**Assignment**
Reply with one number only: the count of lines below that contain the word "icon".

**Entries taken from a collection**
··········
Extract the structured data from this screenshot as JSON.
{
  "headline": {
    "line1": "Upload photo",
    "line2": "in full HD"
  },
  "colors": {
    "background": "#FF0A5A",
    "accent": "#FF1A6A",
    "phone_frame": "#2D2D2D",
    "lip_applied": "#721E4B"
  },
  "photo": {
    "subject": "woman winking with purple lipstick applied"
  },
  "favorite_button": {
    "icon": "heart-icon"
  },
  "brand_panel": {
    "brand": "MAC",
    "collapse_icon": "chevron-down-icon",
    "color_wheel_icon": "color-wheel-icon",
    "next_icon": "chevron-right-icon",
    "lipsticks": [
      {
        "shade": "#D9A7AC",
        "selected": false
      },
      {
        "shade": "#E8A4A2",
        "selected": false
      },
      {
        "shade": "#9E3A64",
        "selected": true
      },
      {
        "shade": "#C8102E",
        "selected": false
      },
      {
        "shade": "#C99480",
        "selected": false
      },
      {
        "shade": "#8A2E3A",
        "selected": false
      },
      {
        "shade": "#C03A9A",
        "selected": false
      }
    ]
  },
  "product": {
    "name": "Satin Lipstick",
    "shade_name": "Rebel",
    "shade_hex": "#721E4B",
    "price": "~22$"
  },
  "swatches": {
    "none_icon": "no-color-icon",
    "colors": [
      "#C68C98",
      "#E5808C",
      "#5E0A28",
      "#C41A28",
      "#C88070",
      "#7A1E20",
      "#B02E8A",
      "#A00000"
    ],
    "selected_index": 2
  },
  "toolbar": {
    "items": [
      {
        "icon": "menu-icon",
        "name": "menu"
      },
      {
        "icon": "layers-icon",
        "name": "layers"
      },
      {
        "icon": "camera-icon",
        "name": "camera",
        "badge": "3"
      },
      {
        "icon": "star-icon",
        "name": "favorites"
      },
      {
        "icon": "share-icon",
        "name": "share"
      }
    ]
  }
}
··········
**Answer section**
10